For a lot of independent artists, music isn’t their full-time job. What does this mean? Well, in these situations, those musicians don’t have the time they would like to dedicate to their music projects.
So if you want to focus exclusively on your music and still be able to have a roof over your head and food in your belly, it’s time to find some funding.
Whether it’s paying for certain equipment or studio time or providing a source of income for yourself while you work on your art, funding can be incredibly valuable.
What Kind of Funding Is Out There?
One of the best ways to get funding as a musician is through grants. Maybe you’ve heard of grants before but are entirely sure what they are or how they could possibly help you.
Let’s dive in.
Grants.gov defines a grant as a way the government funds your ideas and projects to provide public services and stimulate the economy, but grants don’t have to only come from the government.
Non-profit organizations and the occasional for-profit business provide grants and other funding opportunities as well. Often. these are less economy-centric than government funding, focusing more on encouraging creativity or research.
How to Get Funding
Funding can get competitive, so don’t just automatically assume you’ll receive a grant just because. Plenty of other artists will be applying for the same grants as you, so you’ll really have to consider what makes you unique to stand out among the competition.
Some funding options will be open to any musician, but others are specific to genres. In that regard, these grants are a lot like college scholarships: whatever category you (and your music) fall into, there is likely some money available to you.
Funding opportunities will vary from country to country, so it’s always important to research your area to find local funding opportunities, but here are some major ones for musicians in the United States and the United Kingdom.

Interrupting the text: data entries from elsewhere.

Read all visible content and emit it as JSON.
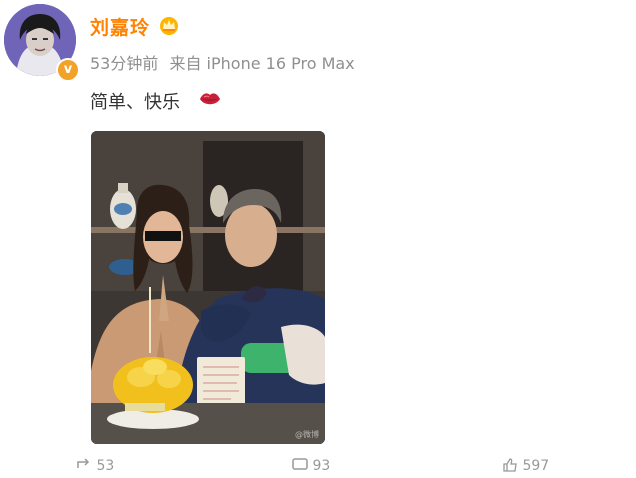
{
  "post": {
    "author": "刘嘉玲",
    "time": "53分钟前",
    "source": "来自 iPhone 16 Pro Max",
    "text": "简单、快乐",
    "emoji": "lips-emoji",
    "photo_watermark": "@微博"
  },
  "actions": {
    "repost_count": "53",
    "comment_count": "93",
    "like_count": "597"
  },
  "colors": {
    "username": "#ff8200",
    "meta": "#8f8f8f",
    "verify_badge": "#f2a227"
  }
}
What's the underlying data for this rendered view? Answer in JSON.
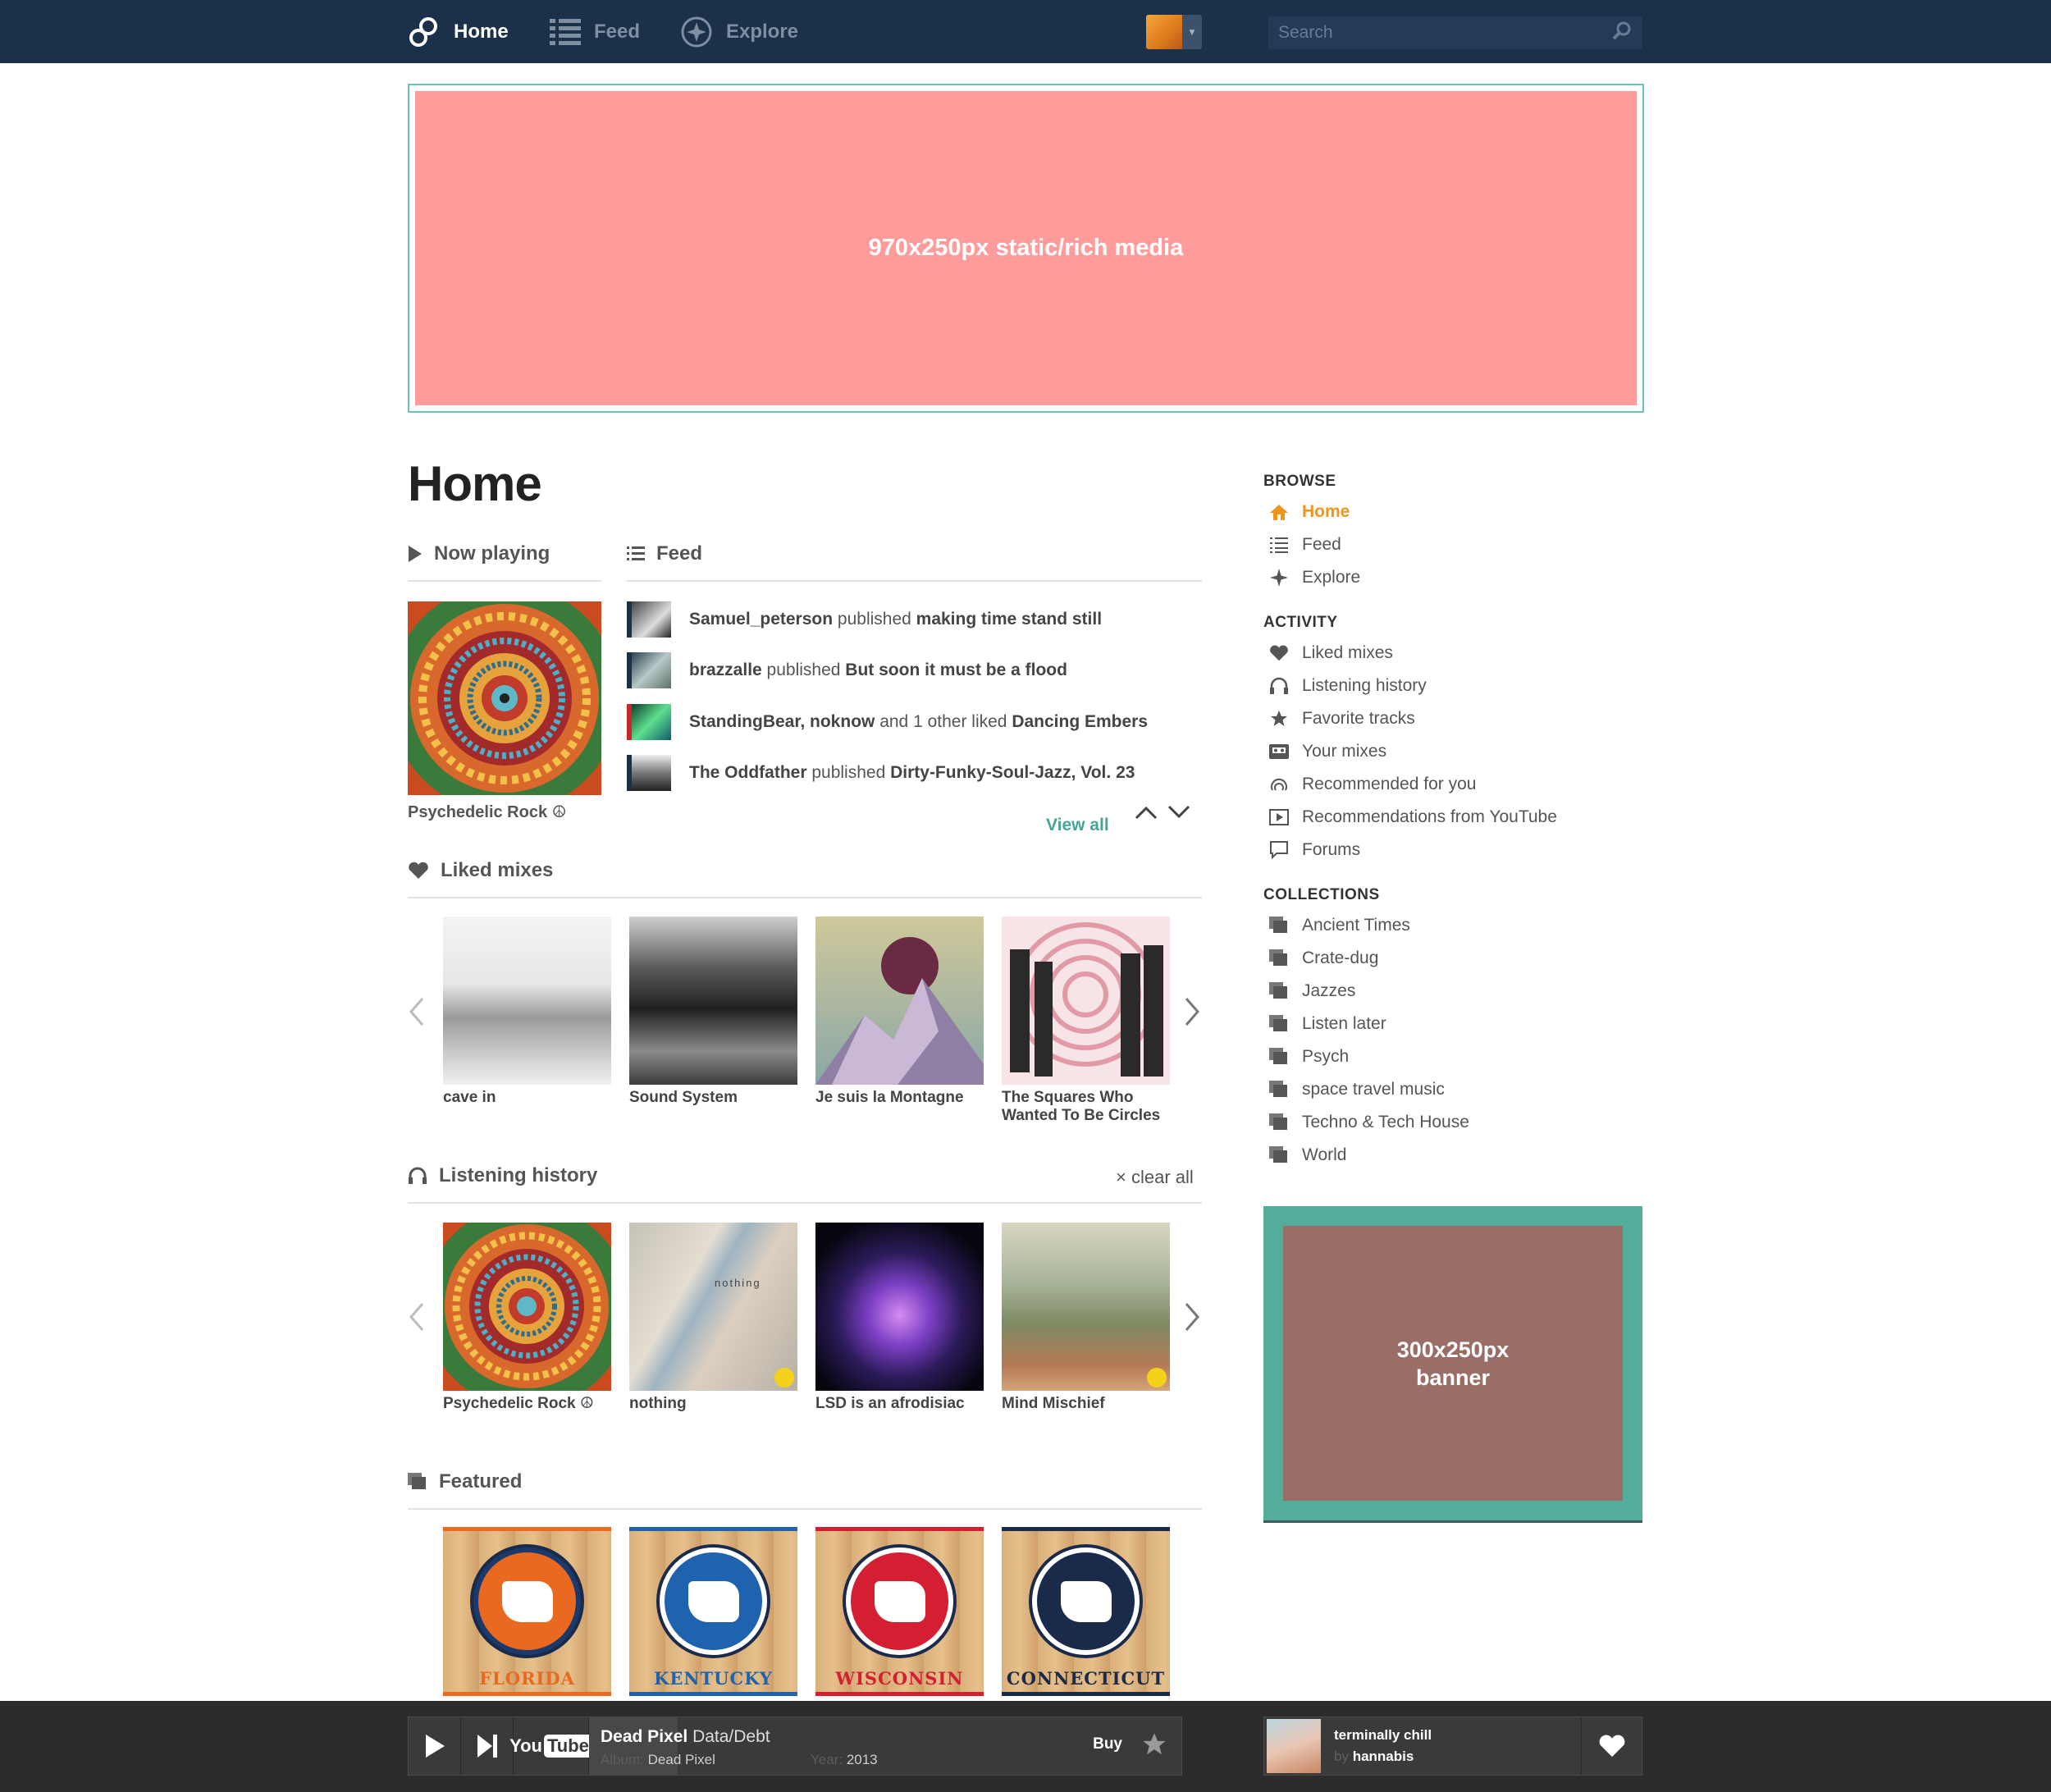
{
  "nav": {
    "home": "Home",
    "feed": "Feed",
    "explore": "Explore",
    "search_placeholder": "Search"
  },
  "ads": {
    "top": "970x250px static/rich media",
    "side_line1": "300x250px",
    "side_line2": "banner"
  },
  "page": {
    "title": "Home"
  },
  "now_playing": {
    "heading": "Now playing",
    "caption": "Psychedelic Rock ☮"
  },
  "feed": {
    "heading": "Feed",
    "items": [
      {
        "actor": "Samuel_peterson",
        "verb": " published ",
        "object": "making time stand still"
      },
      {
        "actor": "brazzalle",
        "verb": " published ",
        "object": "But soon it must be a flood"
      },
      {
        "actor": "StandingBear, noknow",
        "verb": " and 1 other liked ",
        "object": "Dancing Embers"
      },
      {
        "actor": "The Oddfather",
        "verb": " published ",
        "object": "Dirty-Funky-Soul-Jazz, Vol. 23"
      }
    ],
    "view_all": "View all"
  },
  "liked_mixes": {
    "heading": "Liked mixes",
    "items": [
      {
        "title": "cave in"
      },
      {
        "title": "Sound System"
      },
      {
        "title": "Je suis la Montagne"
      },
      {
        "title": "The Squares Who Wanted To Be Circles"
      }
    ]
  },
  "listening_history": {
    "heading": "Listening history",
    "clear_all": "clear all",
    "items": [
      {
        "title": "Psychedelic Rock ☮"
      },
      {
        "title": "nothing",
        "art_text": "nothing"
      },
      {
        "title": "LSD is an afrodisiac"
      },
      {
        "title": "Mind Mischief"
      }
    ]
  },
  "featured": {
    "heading": "Featured",
    "items": [
      {
        "state": "FLORIDA",
        "color": "#e8691f",
        "ring": "#1b3a6b"
      },
      {
        "state": "KENTUCKY",
        "color": "#1f62ad",
        "ring": "#ffffff"
      },
      {
        "state": "WISCONSIN",
        "color": "#d41f33",
        "ring": "#ffffff"
      },
      {
        "state": "CONNECTICUT",
        "color": "#1a2a4a",
        "ring": "#ffffff"
      }
    ]
  },
  "sidebar": {
    "browse": {
      "heading": "BROWSE",
      "items": [
        {
          "label": "Home",
          "icon": "home-icon"
        },
        {
          "label": "Feed",
          "icon": "list-icon"
        },
        {
          "label": "Explore",
          "icon": "compass-star-icon"
        }
      ]
    },
    "activity": {
      "heading": "ACTIVITY",
      "items": [
        {
          "label": "Liked mixes",
          "icon": "heart-icon"
        },
        {
          "label": "Listening history",
          "icon": "headphones-icon"
        },
        {
          "label": "Favorite tracks",
          "icon": "star-icon"
        },
        {
          "label": "Your mixes",
          "icon": "cassette-icon"
        },
        {
          "label": "Recommended for you",
          "icon": "recommend-icon"
        },
        {
          "label": "Recommendations from YouTube",
          "icon": "youtube-play-icon"
        },
        {
          "label": "Forums",
          "icon": "speech-bubble-icon"
        }
      ]
    },
    "collections": {
      "heading": "COLLECTIONS",
      "items": [
        {
          "label": "Ancient Times"
        },
        {
          "label": "Crate-dug"
        },
        {
          "label": "Jazzes"
        },
        {
          "label": "Listen later"
        },
        {
          "label": "Psych"
        },
        {
          "label": "space travel music"
        },
        {
          "label": "Techno & Tech House"
        },
        {
          "label": "World"
        }
      ]
    }
  },
  "player": {
    "track_title": "Dead Pixel",
    "artist": "Data/Debt",
    "album_label": "Album:",
    "album": "Dead Pixel",
    "year_label": "Year:",
    "year": "2013",
    "buy": "Buy",
    "youtube_you": "You",
    "youtube_tube": "Tube",
    "progress": 0.15,
    "mix_title": "terminally chill",
    "mix_by_label": "by",
    "mix_by": "hannabis"
  },
  "colors": {
    "nav_bg": "#1b3049",
    "accent_orange": "#f0941c",
    "accent_teal": "#46a597",
    "ad_top_bg": "#fe9c9c",
    "ad_side_frame": "#54ad9a",
    "ad_side_bg": "#9a6e66",
    "player_bg": "#2c2c2c"
  }
}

In the US
The American Guild Of Musical Artists (AGMA) Relief Fund: In 2020, the AGMA set up emergency funding for artists who needed it due to COVID-19. If you are a member of the Guild, you are eligible for support and temporary funding.
EMA Relief Fund: EMA intends to support early musicians in need. One way that they do this is by providing early musicians $250 on a first-come, first-serve basis.
Foundation for Contemporary Arts Emergency Grants: This is for artists who have unplanned expenses in their creative projects. As the name suggests, these grants help out with more sudden and urgent expenses,
In the UK
PRS Foundation: PRS provides funding opportunities for artists at all levels. Whether you’re early in your career or just looking to take your art to the next level, there might be something for you.
Help Musicians: While Help Musicians provides grants themselves, they help artists in other ways as well. This organization connects musicians in the UK to various funding opportunities.
Awards for Young Musicians: By supporting musicians from low-income families, AYM helps artists overcome financial hardships and get started on their musical journey. If you apply between January and April, you have the opportunity to be considered for funding.